Law schools are challenged by the variety of platforms they now need to train students. Two years ago they taught only the Lexis.com and Westlaw.com platforms. Now they are challenged with training students on the three new platforms: WestlawNext, Lexis Advance and Bloomnberg Law.
Law Firms are concerned about the variety of pricing schemes available under both the old and new platforms and never ending challenges of cost recovery.
Government libraries reported that they are being ignored by Bloomberg.Law, although they see a strong interest in the product by judges.
The Publishers Respond The discussion was especially lively because each of the vendors had executives in the audience who were available to respond to questions from the panel or audience members. Brian Knudson , Vice President, Strategic Marketing, Large Law Firms at Thomson Reuters, Bob Hopen , Head of Sales and Customer Experience at Bloomberg Law and Marty Kilmer, VP of Product Platforms and Paul Speca VP of Law Schools represented Lexis Nexis.
Who Participated In the Survey?
The chart below shows the two most positive aspects of each service noted in private firm, law school or government libraries.
The chart below shows the two most negative aspects of each services noted in private firm, law school or government libraries.
One of the more interesting discussions surrounded the mysterious algorithms driving the results of each advanced platform. The “secret sauce” behind each search engine is perhaps the one common trait shared by all the services which makes librarians of every stripe uncomfortable. Librarians who have highly refined expertise in refining and controlling search results are perplexed by the “black box” quality of the search results.
In one of the most fascinating discussions Jean Davis presented slides showing how the search results varied between vendors but also within the same product when the same search was conducted two weeks later.
It is somewhat unfair to compare the market penetration of the three products because each product entered the market at a different point over the past two years. Westlaw Next was available in February 2010, Bloomberg Law had it’s major relaunch in mid-2011 and Lexis Advance was released in early 2012. Those launch dates have had some impact on the results reported in the chart below.
Here are some observations about the Private Firm adoption data: shown below:
- Younger lawyers ( 1st – 3rd year associates) are embracing the advanced platforms, regardless of whether they were exposed to them in law school.
- Partners and Senior associates appear to be remaining loyal to Westlaw.com and have not migrated to Westlaw Next.
- Lexis Advance is showing a somewhat equal adoption among midlevel, senior associates and partners.
- Bloomberg Law appears to have the deepest penetration among partners. Presumably this may be due to the easy availability of client and industry data which can be easily retrieved from the Bloomberg “Go bar.”

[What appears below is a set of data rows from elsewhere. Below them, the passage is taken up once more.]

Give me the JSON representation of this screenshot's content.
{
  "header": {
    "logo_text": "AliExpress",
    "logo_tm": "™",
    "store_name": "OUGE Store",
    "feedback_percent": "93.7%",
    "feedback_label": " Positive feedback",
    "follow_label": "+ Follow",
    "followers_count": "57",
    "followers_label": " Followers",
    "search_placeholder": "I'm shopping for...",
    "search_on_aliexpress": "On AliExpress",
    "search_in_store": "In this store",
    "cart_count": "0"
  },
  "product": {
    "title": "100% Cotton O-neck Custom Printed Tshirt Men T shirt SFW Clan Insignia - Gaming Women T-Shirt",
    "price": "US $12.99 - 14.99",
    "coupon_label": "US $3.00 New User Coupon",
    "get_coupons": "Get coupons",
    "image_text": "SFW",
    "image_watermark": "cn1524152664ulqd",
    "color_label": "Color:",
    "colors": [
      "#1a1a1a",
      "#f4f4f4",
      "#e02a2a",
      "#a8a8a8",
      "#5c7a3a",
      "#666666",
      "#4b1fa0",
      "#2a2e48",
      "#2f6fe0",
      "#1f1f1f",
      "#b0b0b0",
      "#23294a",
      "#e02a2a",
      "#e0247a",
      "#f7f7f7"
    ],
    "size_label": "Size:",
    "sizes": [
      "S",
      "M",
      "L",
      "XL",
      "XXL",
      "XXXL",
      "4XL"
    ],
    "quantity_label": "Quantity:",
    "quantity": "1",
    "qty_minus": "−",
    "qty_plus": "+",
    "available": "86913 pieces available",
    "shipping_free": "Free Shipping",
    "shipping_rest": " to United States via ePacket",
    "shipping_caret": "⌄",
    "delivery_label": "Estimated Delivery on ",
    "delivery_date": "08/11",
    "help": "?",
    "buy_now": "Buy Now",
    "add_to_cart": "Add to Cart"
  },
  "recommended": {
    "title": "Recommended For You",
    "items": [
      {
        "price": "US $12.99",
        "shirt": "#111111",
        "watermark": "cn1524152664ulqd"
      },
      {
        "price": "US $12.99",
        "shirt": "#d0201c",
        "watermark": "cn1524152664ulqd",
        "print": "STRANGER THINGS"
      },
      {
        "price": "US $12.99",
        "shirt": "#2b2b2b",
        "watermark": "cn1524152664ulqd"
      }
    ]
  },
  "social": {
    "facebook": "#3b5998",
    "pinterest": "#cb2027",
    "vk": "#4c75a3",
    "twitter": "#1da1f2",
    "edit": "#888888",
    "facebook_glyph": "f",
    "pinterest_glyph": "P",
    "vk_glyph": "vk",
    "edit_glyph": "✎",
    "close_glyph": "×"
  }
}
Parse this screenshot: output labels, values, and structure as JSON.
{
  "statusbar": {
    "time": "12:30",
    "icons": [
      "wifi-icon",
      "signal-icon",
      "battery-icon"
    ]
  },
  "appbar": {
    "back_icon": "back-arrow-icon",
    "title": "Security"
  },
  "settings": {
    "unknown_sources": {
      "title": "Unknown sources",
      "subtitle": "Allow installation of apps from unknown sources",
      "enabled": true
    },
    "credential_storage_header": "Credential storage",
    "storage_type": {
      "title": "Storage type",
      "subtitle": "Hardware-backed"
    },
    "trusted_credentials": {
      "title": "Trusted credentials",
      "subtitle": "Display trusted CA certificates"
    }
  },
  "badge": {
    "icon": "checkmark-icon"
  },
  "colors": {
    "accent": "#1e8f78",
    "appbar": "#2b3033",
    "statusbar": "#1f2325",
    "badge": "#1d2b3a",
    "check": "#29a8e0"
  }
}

Works In Progress
As a former research librarian who is nostalgic for the Dialog Boolean search commands, I am somewhat uncomfortable with the mysterious algorithms that drive the advanced platforms.
However, I do recognize the benefits of the more simplified search protocols offered by the new platforms which sweep a broader universe of data and uncover results as a hierarchy enhanced with faceted terms and categories which can be explored and “re-mixed” on the fly.
Lexis Advance, Westlaw Next and Bloomberg Law will continue to evolve and improve. The executives at the meeting left with competitive and market insights which will no doubt spark and new round of product enhancement as the legal giants “thrust and parry” for market dominance.